◆ Data provided:
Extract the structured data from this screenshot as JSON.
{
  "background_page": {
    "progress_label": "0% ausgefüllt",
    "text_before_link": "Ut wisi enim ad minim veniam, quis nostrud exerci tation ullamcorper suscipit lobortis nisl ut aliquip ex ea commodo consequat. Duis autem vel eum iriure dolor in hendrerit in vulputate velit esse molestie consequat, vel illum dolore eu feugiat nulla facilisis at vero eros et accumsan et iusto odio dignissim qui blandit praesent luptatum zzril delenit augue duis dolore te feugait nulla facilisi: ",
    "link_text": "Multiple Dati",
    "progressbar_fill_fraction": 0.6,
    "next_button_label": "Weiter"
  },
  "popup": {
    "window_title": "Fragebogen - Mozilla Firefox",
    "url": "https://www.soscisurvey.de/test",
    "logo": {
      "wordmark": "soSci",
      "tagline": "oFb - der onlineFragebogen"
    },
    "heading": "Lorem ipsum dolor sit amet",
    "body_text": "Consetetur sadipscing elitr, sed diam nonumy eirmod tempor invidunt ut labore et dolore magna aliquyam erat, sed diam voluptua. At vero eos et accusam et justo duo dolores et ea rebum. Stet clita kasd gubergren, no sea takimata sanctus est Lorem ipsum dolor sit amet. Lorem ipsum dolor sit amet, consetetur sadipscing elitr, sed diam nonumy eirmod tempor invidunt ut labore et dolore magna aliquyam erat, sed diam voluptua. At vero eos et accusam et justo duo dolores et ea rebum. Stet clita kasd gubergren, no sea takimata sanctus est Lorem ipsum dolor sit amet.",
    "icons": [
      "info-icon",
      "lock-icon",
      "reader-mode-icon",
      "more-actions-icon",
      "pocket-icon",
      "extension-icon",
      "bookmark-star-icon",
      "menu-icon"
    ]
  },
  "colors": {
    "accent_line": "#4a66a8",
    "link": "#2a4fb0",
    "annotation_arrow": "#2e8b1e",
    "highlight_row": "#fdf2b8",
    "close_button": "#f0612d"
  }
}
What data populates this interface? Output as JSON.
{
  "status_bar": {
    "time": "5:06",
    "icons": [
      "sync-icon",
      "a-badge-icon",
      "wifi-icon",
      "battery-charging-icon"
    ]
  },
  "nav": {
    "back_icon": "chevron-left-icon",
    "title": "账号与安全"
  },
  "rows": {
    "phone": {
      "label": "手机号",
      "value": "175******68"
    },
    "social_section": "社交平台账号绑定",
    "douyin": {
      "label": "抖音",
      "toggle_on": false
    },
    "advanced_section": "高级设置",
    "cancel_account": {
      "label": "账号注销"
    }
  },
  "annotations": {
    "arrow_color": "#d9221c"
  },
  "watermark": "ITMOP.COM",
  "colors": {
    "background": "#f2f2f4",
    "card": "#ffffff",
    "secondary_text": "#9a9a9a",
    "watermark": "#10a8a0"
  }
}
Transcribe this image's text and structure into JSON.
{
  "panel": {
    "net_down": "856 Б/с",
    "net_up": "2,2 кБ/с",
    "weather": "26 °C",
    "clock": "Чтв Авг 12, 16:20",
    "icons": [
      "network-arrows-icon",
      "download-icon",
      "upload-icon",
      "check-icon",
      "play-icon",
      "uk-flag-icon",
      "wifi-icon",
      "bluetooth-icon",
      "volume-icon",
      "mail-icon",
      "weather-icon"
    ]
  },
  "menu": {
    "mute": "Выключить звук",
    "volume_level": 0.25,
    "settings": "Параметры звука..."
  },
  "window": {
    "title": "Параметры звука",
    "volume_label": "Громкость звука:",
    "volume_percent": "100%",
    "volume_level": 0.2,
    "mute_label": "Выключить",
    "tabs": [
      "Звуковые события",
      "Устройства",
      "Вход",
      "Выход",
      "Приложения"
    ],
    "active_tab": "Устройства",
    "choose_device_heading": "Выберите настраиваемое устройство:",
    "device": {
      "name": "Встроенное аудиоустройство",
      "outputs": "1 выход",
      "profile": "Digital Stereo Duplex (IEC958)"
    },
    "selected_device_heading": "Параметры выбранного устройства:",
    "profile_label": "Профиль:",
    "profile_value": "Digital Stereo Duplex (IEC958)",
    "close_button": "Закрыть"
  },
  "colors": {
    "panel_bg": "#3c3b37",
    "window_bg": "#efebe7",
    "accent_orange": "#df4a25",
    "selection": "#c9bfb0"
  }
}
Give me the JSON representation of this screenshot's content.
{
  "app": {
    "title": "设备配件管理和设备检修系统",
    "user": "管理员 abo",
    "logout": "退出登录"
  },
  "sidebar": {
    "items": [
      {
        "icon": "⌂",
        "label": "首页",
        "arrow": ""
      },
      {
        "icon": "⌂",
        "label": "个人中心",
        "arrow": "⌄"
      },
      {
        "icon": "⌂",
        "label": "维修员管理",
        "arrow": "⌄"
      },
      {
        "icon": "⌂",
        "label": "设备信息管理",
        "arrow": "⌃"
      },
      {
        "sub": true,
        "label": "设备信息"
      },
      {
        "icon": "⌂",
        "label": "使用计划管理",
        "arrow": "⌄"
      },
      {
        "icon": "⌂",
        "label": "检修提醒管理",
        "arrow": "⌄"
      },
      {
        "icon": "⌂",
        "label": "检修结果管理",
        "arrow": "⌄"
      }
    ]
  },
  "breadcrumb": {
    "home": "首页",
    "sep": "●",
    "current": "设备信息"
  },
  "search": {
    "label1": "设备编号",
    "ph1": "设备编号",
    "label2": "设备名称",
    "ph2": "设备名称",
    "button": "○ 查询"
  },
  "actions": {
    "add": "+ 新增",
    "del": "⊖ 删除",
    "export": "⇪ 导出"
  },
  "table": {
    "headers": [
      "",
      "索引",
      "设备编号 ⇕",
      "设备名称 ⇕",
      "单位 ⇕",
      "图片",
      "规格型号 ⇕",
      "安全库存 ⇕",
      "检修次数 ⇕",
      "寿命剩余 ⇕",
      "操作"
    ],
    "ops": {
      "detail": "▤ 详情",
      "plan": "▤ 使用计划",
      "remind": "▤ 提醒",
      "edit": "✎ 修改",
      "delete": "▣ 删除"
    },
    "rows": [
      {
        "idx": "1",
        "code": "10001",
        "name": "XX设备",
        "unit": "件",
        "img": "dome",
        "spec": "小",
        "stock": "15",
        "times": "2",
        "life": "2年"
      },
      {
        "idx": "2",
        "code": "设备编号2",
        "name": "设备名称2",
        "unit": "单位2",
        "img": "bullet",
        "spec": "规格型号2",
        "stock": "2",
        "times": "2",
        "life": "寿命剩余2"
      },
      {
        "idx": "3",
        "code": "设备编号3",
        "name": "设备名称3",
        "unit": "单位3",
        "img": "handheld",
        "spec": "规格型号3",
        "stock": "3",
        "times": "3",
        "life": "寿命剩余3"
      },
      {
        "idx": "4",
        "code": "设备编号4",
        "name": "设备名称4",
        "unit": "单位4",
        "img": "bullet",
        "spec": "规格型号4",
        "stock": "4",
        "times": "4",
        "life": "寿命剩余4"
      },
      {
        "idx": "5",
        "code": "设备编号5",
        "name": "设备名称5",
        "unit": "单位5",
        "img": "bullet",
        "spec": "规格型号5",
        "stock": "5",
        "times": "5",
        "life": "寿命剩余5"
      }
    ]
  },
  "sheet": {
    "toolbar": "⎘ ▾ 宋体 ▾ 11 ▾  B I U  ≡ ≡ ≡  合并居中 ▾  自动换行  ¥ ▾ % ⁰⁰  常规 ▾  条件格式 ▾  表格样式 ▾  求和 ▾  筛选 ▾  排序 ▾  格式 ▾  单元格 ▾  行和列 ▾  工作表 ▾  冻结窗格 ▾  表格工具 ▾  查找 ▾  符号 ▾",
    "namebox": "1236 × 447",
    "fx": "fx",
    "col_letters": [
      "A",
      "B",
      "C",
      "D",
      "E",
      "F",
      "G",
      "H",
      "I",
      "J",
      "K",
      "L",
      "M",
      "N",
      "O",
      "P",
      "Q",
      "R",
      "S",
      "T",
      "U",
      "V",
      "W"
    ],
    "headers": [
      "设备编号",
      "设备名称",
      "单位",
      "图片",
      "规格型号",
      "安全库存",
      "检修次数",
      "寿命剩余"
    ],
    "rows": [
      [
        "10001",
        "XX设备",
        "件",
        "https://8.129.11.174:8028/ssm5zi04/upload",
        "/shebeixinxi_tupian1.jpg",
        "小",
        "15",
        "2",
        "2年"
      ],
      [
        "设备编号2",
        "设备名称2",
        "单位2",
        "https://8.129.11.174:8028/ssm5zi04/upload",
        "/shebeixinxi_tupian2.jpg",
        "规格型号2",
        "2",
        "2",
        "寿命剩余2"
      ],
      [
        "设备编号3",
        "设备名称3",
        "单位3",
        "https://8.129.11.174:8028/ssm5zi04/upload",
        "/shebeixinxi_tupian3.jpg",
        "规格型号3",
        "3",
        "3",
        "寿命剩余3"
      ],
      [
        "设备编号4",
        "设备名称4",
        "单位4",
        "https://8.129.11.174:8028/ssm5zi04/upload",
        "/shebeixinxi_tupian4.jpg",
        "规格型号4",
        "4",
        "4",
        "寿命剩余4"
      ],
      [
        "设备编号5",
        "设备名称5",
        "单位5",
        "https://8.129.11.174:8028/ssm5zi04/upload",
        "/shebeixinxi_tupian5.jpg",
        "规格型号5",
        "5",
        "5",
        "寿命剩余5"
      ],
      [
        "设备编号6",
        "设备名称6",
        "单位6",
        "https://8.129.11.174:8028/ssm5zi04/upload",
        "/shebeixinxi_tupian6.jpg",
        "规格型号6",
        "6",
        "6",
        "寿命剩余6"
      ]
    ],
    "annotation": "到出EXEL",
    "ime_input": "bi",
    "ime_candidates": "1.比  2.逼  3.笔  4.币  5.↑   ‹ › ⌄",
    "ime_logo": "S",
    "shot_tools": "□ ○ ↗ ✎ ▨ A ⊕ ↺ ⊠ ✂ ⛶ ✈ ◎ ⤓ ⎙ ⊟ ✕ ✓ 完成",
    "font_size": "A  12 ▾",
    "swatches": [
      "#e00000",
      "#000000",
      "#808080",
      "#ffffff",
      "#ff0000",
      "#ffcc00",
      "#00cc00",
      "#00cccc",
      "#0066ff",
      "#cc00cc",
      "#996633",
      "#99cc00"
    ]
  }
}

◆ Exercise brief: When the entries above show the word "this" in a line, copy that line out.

◆ Response below:
Extract the structured data from this screenshot as JSON.
What data populates this interface? Output as JSON.
Transcribe this image's text and structure into JSON.
Give me the JSON representation of this screenshot's content.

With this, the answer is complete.